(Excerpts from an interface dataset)
++++++++

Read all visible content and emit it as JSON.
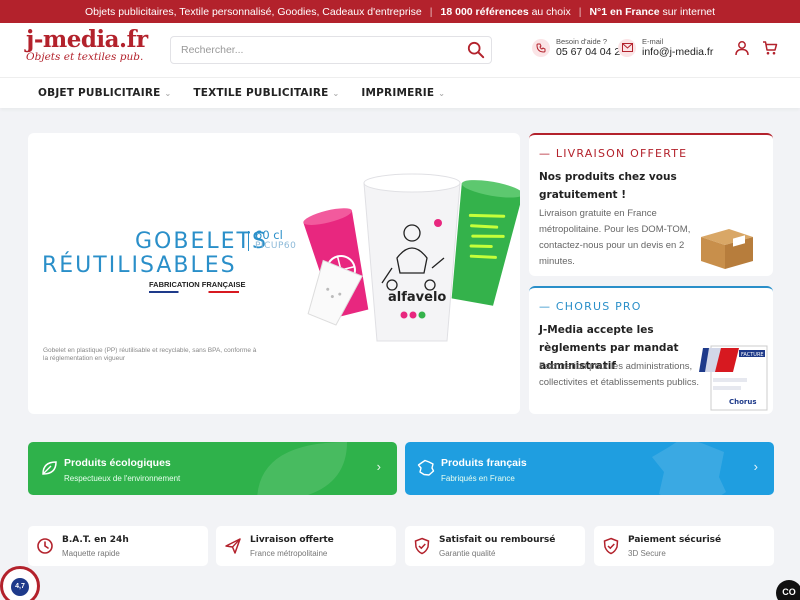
{
  "topbar": {
    "text1": "Objets publicitaires, Textile personnalisé, Goodies, Cadeaux d'entreprise",
    "sep": "|",
    "refs_bold": "18 000 références",
    "refs_rest": " au choix",
    "first_bold": "N°1 en France",
    "first_rest": " sur internet"
  },
  "header": {
    "logo_main": "j-media.fr",
    "logo_tag": "Objets et textiles pub.",
    "search_placeholder": "Rechercher...",
    "help_label": "Besoin d'aide ?",
    "phone": "05 67 04 04 24",
    "email_label": "E-mail",
    "email": "info@j-media.fr"
  },
  "nav": {
    "items": [
      {
        "label": "OBJET PUBLICITAIRE"
      },
      {
        "label": "TEXTILE PUBLICITAIRE"
      },
      {
        "label": "IMPRIMERIE"
      }
    ],
    "chevron": "⌄"
  },
  "hero": {
    "title_line1": "GOBELETS",
    "title_line2": "RÉUTILISABLES",
    "volume": "60 cl",
    "ref": "PICUP60",
    "made_in": "FABRICATION FRANÇAISE",
    "desc": "Gobelet en plastique (PP) réutilisable et recyclable, sans BPA, conforme à la réglementation en vigueur",
    "cup_brand": "alfavelo"
  },
  "livraison_card": {
    "heading": "LIVRAISON OFFERTE",
    "title": "Nos produits chez vous gratuitement !",
    "text": "Livraison gratuite en France métropolitaine. Pour les DOM-TOM, contactez-nous pour un devis en 2 minutes."
  },
  "chorus_card": {
    "heading": "CHORUS PRO",
    "title": "J-Media accepte les règlements par mandat administratif",
    "text": "Facturation pour les administrations, collectivites et établissements publics.",
    "img_label_facture": "FACTURE",
    "img_label_chorus": "Chorus"
  },
  "categories": [
    {
      "title": "Produits écologiques",
      "subtitle": "Respectueux de l'environnement",
      "color": "#2fb24b"
    },
    {
      "title": "Produits français",
      "subtitle": "Fabriqués en France",
      "color": "#1f9ee0"
    }
  ],
  "features": [
    {
      "title": "B.A.T. en 24h",
      "subtitle": "Maquette rapide"
    },
    {
      "title": "Livraison offerte",
      "subtitle": "France métropolitaine"
    },
    {
      "title": "Satisfait ou remboursé",
      "subtitle": "Garantie qualité"
    },
    {
      "title": "Paiement sécurisé",
      "subtitle": "3D Secure"
    }
  ],
  "arrow": "›",
  "badge_text": "4,7",
  "cc_text": "CO",
  "colors": {
    "brand": "#b3222c",
    "blue": "#2a8fc9",
    "green": "#2fb24b",
    "lightblue": "#1f9ee0"
  }
}
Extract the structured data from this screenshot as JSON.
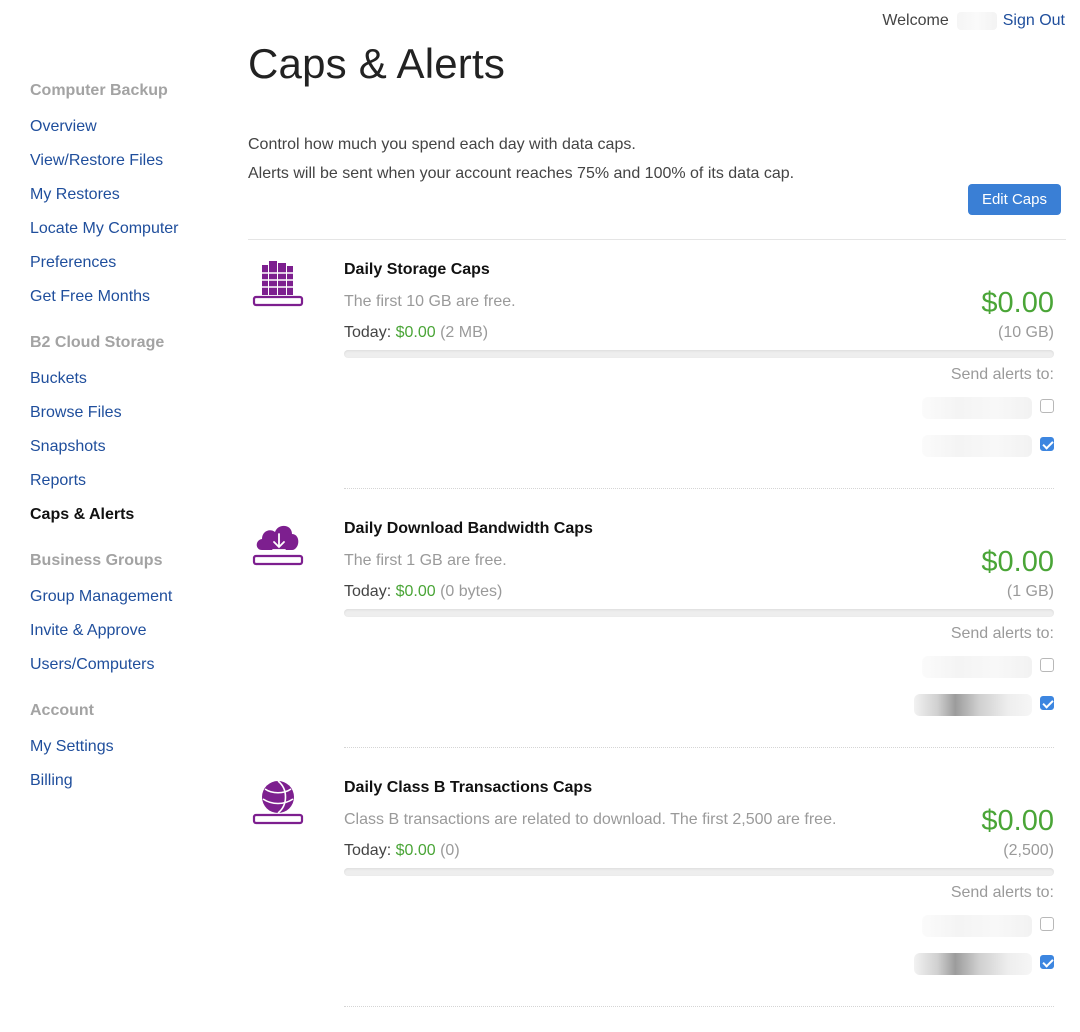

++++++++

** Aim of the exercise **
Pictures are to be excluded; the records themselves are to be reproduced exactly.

** Exercise output **
Read all visible content and emit it as JSON.
{
  "topbar": {
    "text1": "Objets publicitaires, Textile personnalisé, Goodies, Cadeaux d'entreprise",
    "sep": "|",
    "refs_bold": "18 000 références",
    "refs_rest": " au choix",
    "first_bold": "N°1 en France",
    "first_rest": " sur internet"
  },
  "header": {
    "logo_main": "j-media.fr",
    "logo_tag": "Objets et textiles pub.",
    "search_placeholder": "Rechercher...",
    "help_label": "Besoin d'aide ?",
    "phone": "05 67 04 04 24",
    "email_label": "E-mail",
    "email": "info@j-media.fr"
  },
  "nav": {
    "items": [
      {
        "label": "OBJET PUBLICITAIRE"
      },
      {
        "label": "TEXTILE PUBLICITAIRE"
      },
      {
        "label": "IMPRIMERIE"
      }
    ],
    "chevron": "⌄"
  },
  "hero": {
    "title_line1": "GOBELETS",
    "title_line2": "RÉUTILISABLES",
    "volume": "60 cl",
    "ref": "PICUP60",
    "made_in": "FABRICATION FRANÇAISE",
    "desc": "Gobelet en plastique (PP) réutilisable et recyclable, sans BPA, conforme à la réglementation en vigueur",
    "cup_brand": "alfavelo"
  },
  "livraison_card": {
    "heading": "LIVRAISON OFFERTE",
    "title": "Nos produits chez vous gratuitement !",
    "text": "Livraison gratuite en France métropolitaine. Pour les DOM-TOM, contactez-nous pour un devis en 2 minutes."
  },
  "chorus_card": {
    "heading": "CHORUS PRO",
    "title": "J-Media accepte les règlements par mandat administratif",
    "text": "Facturation pour les administrations, collectivites et établissements publics.",
    "img_label_facture": "FACTURE",
    "img_label_chorus": "Chorus"
  },
  "categories": [
    {
      "title": "Produits écologiques",
      "subtitle": "Respectueux de l'environnement",
      "color": "#2fb24b"
    },
    {
      "title": "Produits français",
      "subtitle": "Fabriqués en France",
      "color": "#1f9ee0"
    }
  ],
  "features": [
    {
      "title": "B.A.T. en 24h",
      "subtitle": "Maquette rapide"
    },
    {
      "title": "Livraison offerte",
      "subtitle": "France métropolitaine"
    },
    {
      "title": "Satisfait ou remboursé",
      "subtitle": "Garantie qualité"
    },
    {
      "title": "Paiement sécurisé",
      "subtitle": "3D Secure"
    }
  ],
  "arrow": "›",
  "badge_text": "4,7",
  "cc_text": "CO",
  "colors": {
    "brand": "#b3222c",
    "blue": "#2a8fc9",
    "green": "#2fb24b",
    "lightblue": "#1f9ee0"
  }
}
Extract the structured data from this screenshot as JSON.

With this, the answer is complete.